In the USCG Authorization Act of 1996, the USCG was directed to assess the risk of spills for oils that may sink or be negatively buoyant, to examine and evaluate existing cleanup technologies, and to identify and appraise technological and financial barriers that could impede a prompt response to such spills. The USCG requested the National Research Council (NRC) perform these tasks. In response to this request, the NRC established the Committee on the Marine Transportation of Heavy Oils. Maritime accidents resulting in oil spills are high on the list of public environmental concerns. These spills are difficult to control and can contaminate the marine environment.
Coast Guard Authorization Act Passes House

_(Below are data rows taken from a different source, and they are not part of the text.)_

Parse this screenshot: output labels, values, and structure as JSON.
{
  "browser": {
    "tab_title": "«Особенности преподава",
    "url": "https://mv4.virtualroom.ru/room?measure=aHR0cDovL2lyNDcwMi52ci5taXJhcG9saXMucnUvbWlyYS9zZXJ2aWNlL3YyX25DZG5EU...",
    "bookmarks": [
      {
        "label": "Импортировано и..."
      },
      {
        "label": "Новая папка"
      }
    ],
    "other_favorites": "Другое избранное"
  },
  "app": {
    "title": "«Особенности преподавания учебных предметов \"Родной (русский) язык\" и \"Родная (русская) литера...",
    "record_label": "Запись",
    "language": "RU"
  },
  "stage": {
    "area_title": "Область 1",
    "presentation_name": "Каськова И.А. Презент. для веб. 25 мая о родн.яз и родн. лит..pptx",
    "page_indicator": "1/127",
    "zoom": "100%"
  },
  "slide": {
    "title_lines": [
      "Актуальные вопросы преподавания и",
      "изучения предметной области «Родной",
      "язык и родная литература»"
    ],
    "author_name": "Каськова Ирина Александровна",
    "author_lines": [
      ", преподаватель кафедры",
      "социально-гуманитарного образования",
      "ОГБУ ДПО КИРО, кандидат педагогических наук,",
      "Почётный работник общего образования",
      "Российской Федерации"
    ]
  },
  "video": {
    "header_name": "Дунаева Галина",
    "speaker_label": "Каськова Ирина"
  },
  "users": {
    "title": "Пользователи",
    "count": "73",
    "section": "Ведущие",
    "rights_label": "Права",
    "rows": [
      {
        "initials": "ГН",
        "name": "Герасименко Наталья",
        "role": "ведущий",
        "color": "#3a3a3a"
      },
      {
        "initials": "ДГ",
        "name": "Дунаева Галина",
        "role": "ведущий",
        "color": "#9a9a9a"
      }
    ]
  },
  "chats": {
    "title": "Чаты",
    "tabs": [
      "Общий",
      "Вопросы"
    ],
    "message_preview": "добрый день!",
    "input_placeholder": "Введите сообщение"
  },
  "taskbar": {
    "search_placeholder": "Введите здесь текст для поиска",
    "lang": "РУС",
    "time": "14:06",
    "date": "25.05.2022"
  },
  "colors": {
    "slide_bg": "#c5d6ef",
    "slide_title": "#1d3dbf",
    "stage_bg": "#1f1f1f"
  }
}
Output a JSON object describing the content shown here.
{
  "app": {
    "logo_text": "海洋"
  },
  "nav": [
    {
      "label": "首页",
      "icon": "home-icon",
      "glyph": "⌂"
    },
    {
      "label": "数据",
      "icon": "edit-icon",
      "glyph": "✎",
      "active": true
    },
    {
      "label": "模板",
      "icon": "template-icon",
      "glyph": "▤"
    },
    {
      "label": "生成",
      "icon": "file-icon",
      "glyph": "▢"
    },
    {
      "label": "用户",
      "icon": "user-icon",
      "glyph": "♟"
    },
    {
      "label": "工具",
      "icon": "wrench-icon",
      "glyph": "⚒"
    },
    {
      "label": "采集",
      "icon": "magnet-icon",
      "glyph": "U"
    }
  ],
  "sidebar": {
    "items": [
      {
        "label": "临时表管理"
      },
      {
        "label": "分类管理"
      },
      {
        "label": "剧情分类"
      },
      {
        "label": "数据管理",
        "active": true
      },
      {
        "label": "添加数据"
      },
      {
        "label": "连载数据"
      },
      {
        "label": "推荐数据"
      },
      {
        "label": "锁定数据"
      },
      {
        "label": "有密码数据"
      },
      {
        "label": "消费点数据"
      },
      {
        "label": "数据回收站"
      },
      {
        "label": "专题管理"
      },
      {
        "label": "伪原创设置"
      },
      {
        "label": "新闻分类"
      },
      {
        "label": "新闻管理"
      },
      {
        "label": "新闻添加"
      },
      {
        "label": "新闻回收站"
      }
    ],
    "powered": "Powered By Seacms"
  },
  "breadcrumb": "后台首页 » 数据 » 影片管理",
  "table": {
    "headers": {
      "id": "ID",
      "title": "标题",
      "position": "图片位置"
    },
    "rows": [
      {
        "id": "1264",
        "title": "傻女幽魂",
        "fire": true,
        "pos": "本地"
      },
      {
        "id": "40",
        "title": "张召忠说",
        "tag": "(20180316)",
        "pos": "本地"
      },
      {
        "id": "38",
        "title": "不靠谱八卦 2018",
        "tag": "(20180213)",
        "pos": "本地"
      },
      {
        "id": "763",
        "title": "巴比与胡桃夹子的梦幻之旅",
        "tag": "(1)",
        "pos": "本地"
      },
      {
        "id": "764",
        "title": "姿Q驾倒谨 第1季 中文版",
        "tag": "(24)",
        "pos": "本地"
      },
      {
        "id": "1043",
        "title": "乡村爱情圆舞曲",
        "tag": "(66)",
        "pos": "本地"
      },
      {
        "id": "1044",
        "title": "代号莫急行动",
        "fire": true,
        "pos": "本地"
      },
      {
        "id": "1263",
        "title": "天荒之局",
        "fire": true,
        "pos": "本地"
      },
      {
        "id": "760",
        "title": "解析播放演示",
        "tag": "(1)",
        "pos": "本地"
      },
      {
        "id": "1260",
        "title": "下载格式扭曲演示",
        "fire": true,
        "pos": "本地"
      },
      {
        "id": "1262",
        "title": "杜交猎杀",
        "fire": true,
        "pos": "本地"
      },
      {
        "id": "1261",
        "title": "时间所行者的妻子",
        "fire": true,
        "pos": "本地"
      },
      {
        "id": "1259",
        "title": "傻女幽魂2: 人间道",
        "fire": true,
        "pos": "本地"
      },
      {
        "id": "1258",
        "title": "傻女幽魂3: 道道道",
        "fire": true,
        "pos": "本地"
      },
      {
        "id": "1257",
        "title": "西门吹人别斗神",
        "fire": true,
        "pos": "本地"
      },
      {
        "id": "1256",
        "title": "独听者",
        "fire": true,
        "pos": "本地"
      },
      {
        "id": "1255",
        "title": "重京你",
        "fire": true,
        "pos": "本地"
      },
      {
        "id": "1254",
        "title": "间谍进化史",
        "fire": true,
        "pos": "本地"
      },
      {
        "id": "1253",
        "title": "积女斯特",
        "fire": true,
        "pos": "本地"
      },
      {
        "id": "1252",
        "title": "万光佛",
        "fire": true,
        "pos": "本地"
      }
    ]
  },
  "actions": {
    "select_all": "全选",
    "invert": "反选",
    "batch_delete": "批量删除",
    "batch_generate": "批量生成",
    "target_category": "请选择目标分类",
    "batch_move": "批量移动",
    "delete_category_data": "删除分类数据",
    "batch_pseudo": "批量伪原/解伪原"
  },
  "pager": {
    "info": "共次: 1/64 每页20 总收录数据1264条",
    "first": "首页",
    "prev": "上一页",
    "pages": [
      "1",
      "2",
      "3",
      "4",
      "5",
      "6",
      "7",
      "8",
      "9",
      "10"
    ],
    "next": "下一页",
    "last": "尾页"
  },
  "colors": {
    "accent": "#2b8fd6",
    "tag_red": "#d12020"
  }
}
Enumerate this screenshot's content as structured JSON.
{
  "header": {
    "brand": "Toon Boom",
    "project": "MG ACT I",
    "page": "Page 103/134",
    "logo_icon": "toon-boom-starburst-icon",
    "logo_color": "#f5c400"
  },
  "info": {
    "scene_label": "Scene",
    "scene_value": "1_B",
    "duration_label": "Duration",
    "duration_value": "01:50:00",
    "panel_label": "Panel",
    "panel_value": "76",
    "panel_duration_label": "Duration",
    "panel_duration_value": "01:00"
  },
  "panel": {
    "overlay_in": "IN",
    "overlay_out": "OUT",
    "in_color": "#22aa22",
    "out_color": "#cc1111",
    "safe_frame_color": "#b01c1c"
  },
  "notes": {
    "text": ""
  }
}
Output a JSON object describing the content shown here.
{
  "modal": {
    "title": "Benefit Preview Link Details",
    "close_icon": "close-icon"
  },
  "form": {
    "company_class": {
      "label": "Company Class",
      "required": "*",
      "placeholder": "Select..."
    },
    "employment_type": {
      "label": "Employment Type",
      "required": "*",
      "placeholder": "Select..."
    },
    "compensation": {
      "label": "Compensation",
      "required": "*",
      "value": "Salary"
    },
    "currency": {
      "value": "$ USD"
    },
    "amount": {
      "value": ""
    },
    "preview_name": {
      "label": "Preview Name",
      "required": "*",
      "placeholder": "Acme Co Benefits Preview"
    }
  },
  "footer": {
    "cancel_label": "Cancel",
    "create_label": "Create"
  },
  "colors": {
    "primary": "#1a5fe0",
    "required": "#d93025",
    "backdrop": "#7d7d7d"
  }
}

By a unanimous vote, the House of Representatives approved the Coast Guard and Maritime Transportation Act of 2005 (H.R. 889). A variety of amendments were added, including an authorization for an additional $60 million for Hurricane Katrina relief operations; a requirement to notify the Coast Guard if an object that creates an unauthorized obstruction to navigation is released into the water; a phased increase in limits of liability from tank vessels for oil spills; a program to detect, monitor, and evaluate the effects of submerged oil; and establishment of a Delaware River and Bay Oil Spill Advisory Committee. Passage of the legislation was accompanied by numerous speeches by members lauding the work of the Coast Guard in the Hurricane Katrina response effort.